March For Our Lives and the gun control debate are leaving Black children behind
Non-Black activists are not listening to Black voices and it is killing us.
by Jamila Mitchell
If Black voices in a “movement” are auxiliary to everything, then it is not a “movement” that
intends to end anti-Blackness, and is certainly not meant for Black people.
Politics in America have proven that issues which affect predominantly Black people are not a priority, even in liberal social movements like March for Our Lives, because the solutions to the issues primarily impacting the lives and experiences of Black people are inherently offensive to the comfort of white people because they require us to address the violence of white supremacy.
Often, the solutions declared are replaced with more “pragmatic” (see: Hillary Clinton 2016 presidential campaign or President Obama’s entire presidency) politics that give us things like police body cams instead of restorative justice. Body cams is the answer we get when the country ignores Black voices on police brutality–more recordings of murders that they are not held accountable for.
David Hogg is a senior at Marjory Stoneman Douglas High School and one of the faces of the March For Our Lives campaign for better gun control to address the prevalence of school shootings in this country. He recently tweeted, “There is a lot of racial disparity in the way that this [shooting] is covered.”
He’s right. However, even he and his fellow activist peers of Parkland students are not listening or creating space for Black voices in their own work. Feeling underrepresented and overlooked by the coverage of the Parkland shooting and March for Our Lives, the Black students of Marjory Stoneman Douglas held their own press conference this week to combat that lack of visibility and address their concerns.
This came not long after the far more visible and celebrated Parkland students released their official manifesto which includes an egregious offense to restorative justice, especially for non-white students in public schools: Increase school security and provide “sufficient funds” for even more school resource officers.
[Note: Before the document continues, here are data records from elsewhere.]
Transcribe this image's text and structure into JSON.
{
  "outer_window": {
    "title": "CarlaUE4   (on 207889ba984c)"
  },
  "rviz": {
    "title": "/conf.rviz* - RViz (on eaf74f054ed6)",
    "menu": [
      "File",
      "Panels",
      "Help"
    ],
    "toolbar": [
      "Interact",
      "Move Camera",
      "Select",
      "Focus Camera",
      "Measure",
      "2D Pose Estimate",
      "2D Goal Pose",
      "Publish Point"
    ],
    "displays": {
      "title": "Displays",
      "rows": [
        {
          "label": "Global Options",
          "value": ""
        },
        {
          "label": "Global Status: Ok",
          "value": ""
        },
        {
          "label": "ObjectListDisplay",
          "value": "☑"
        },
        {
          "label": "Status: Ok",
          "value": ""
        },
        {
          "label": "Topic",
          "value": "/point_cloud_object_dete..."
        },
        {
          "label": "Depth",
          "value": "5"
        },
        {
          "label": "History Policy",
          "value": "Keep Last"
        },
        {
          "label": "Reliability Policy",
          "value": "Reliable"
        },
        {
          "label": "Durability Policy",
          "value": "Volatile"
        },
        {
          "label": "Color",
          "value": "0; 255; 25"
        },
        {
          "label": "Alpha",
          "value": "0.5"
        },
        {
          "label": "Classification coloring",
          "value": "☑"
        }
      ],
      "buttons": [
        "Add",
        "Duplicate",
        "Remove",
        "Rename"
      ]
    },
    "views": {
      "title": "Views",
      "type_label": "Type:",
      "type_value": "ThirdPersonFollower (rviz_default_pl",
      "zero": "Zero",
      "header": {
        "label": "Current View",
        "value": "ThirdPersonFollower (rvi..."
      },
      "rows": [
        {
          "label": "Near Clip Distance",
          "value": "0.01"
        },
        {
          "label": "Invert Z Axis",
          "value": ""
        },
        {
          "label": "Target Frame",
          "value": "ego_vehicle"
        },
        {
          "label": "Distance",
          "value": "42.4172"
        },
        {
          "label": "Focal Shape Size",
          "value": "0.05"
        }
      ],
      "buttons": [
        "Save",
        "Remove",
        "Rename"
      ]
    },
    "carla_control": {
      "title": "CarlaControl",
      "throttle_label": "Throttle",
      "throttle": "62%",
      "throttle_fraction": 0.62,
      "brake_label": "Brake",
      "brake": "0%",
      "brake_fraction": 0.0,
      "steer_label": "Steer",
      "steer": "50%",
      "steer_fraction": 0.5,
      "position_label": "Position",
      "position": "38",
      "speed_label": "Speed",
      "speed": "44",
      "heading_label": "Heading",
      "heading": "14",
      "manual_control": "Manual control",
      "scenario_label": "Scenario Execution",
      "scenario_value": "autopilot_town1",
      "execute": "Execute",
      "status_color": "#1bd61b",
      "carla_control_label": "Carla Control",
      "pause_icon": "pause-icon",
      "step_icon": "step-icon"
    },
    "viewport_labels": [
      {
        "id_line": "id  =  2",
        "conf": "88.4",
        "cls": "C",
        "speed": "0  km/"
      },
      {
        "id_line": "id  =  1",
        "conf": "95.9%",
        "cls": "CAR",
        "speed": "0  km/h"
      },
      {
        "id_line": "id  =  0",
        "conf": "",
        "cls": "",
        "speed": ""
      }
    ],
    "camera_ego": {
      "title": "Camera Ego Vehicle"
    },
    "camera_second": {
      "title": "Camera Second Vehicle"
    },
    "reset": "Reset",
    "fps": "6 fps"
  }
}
Armed “security” personnel have been in public schools for nearly two decades at this point. As reported in a 2017 ACLU report, “Bullies In Blue: The Origins and Consequences of School Policing”, President Bill Clinton released COPS grants that provided funding to allow police departments and schools to have dedicated police officers policing students. Today, 24% of elementary schools and 42% of high schools have police officers according to the report. Within the population of schools with law enforcement, as of 2013, 51% of majority Black and Latinx schools had police officers monitoring students.
And, that’s a big problem.
It is no secret that Black students, whether in preschool, high school, or even college receive harsher punishment than non-Black students for the same violation by authorities and administration. It would probably be difficult to find any Black person who attended a public or PWI academic institution in this nation, including myself, who does not have an upsetting story of unjust and/or excessive discriminatory treatment.
We’ve routinely witnessed instances like the 2014 state murder of unarmed teenager Mike Brown. Darren Wilson, the officer who murdered Brown, described the boy’s face as looking like “a demon”. This kind of sentiment about Black boys and men is not an anomaly. In a 2009 study, 40% of white respondents said that they think “almost all” Black men are violent.
Black people do not want more police officers watching their children.
Yet, within this gun control movement, privileged non-Black influencers are ignoring the wisdom of Black influencers while also asking us to fill seats for their show. Black voices are often commoditized when non-Black people want numbers and to give the appearance of diversity, and that seems to be the case in this instance.
This isn’t new politics. Both the Democratic and Republican parties often hire Black professionals to attract Black voters, while white wealthy shareholders lead the agenda. In 2016, the Democratic Party added Black Lives Matter-inspired themes to their platform such as “criminal justice reform”. Simultaneously, they led a national “Center-Right” presidential campaign attempting to appeal to white voters. It’s a racist and insincere “diversity” tactic that intentionally squelches the full agenda of Black politics in favor of status quo establishment politics that is more palatable for white people, and thus maintains white supremacy.
Non-Black activists are not listening to Black voices and it is killing us. Diversity is not justice.
In the March For Our Lives, we are seeing Black bodies and even a few Black speakers among the numbers of those participating in the rallies for gun regulation across the country. Still, the narrative, the coverage, the social responses, and the policies throughout the liberal March For Our Lives politic is absent of the restorative solutions for which Black people have been advocating to create a better country for everyone.
This politic, and any politic, where Black people do not have needed and deserved visibility is a politic that will ultimately serve to maintain white supremacy and state violence.
Jamila Mitchell is a writer that comes from across the disciplines of business management, non-profit development, and community organizing. Educated in economics and business management at the Milwaukee School of Engineering Rader School of Business, Jamila has used her knowledge assets on neoclassical economics as an advocate and grant writer for various causes such as mental health treatment. She has worked on numerous political campaigns including the Fight For $15 pro-union national campaign, voter rights, and various President Obama’s 2012 re-election campaign.